Clayobx

Buy your last motorhome, first! JMHO.

Michael Roach

I have owned a 35′ travel trailer, a 42′ fifth wheel, and now I have a 22′ travel trailer. My father owned a 30′ Minnie Winnie motorhome. In my experience as far as travelling, getting in and out of fuel stations, etc. I would never buy a rig over 30′ in length. Just my opinion. Good Luck !

Suka’s Mom

Since you are towing a vehicle, the length added by the tow car will be of greater importance than the length of the motorhome. We drive a 30-foot motorhome, occasionally boondock, and have found there are very few places that we are too large to get to. In particular, forested campsites are sometimes too small for our rig. Otherwise, we can go almost anywhere…and I will repeat that a site that’s too small for a 30-foot rig is unlikely to be large enough for a 24-foot rig with a car.

Also, wheelbase is important. When we test-drove vehicles, we found that a 200-inch wheelbase made the rig impossible to turn in a small area. Our rig has a 190-inch wheelbase, and we can turn around in tight areas (although sometimes it takes a multi-point turn). I’d never buy anything longer than a 190-inch wheelbase.

As for efficiency, we get 7.5 mpg. It is what it is. Frankly, gas mileage is low on our priority list. The cost of gas is a minor consideration compared to the freedom to do what we want while living comfortably. Since you are planning to drive someplace and then sit for a while, you may find that fuel costs are not a big a part of your budget.

Alaska Traveler

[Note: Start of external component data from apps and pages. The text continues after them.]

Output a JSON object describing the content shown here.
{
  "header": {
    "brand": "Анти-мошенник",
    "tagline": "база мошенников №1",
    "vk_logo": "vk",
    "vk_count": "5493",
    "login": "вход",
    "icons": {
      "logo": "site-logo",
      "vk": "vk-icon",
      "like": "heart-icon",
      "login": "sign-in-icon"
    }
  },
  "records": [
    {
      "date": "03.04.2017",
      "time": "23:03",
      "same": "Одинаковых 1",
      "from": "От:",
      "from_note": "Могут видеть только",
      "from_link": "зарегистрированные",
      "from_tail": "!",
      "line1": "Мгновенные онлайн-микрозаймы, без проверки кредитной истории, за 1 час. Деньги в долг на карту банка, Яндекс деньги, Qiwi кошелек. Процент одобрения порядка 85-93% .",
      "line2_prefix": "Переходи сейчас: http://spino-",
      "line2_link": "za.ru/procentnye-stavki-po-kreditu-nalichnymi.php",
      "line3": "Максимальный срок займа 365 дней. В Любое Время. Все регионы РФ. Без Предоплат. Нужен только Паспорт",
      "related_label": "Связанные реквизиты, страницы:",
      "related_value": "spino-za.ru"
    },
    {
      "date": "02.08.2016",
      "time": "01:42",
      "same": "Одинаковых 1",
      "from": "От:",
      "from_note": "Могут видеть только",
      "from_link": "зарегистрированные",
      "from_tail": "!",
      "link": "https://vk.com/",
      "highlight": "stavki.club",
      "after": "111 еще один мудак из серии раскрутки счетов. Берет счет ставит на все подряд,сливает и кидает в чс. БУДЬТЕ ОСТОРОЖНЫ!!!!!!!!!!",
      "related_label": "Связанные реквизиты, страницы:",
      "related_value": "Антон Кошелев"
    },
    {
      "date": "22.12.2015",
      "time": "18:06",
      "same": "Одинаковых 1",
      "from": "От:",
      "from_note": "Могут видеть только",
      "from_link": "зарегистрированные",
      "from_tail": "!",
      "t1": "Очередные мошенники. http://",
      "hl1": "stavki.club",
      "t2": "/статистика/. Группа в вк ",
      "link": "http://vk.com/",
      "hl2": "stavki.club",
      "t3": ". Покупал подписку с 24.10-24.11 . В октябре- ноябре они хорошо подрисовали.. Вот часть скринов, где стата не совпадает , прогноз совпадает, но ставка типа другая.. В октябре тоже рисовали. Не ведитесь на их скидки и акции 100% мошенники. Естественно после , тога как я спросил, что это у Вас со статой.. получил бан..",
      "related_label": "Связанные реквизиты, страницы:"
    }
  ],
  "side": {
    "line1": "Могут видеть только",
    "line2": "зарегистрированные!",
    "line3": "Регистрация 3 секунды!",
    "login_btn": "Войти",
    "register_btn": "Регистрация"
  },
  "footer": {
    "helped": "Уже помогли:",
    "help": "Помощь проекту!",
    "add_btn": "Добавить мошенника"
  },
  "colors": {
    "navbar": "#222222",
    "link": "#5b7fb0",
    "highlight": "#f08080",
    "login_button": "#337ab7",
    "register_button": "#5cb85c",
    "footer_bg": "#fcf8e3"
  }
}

13 years ago we started with a 32’ Class A. Picked up a used pickup/camper. Sold the motorhome and bought a 30’ 5th wheel. It had problems so we traded it for an entry level toy hauler 5th wheel. Sold the truck/camper. Entry level 5th wheel was too manual so we traded that for a more bells and whistles toy hauler 5th wheel. We also bought another truck camper. In the meanwhile changing out the gas tank on our truck to a 56 gallon. Then early this year we traded out the toy hauler for a 42’ really nice non toy hauler 5th wheel. I’d like to say we are done but since we are in our 70’s we will probably donate more money to the RV industry again in the future. We are full timers and good luck on your argument of what to buy.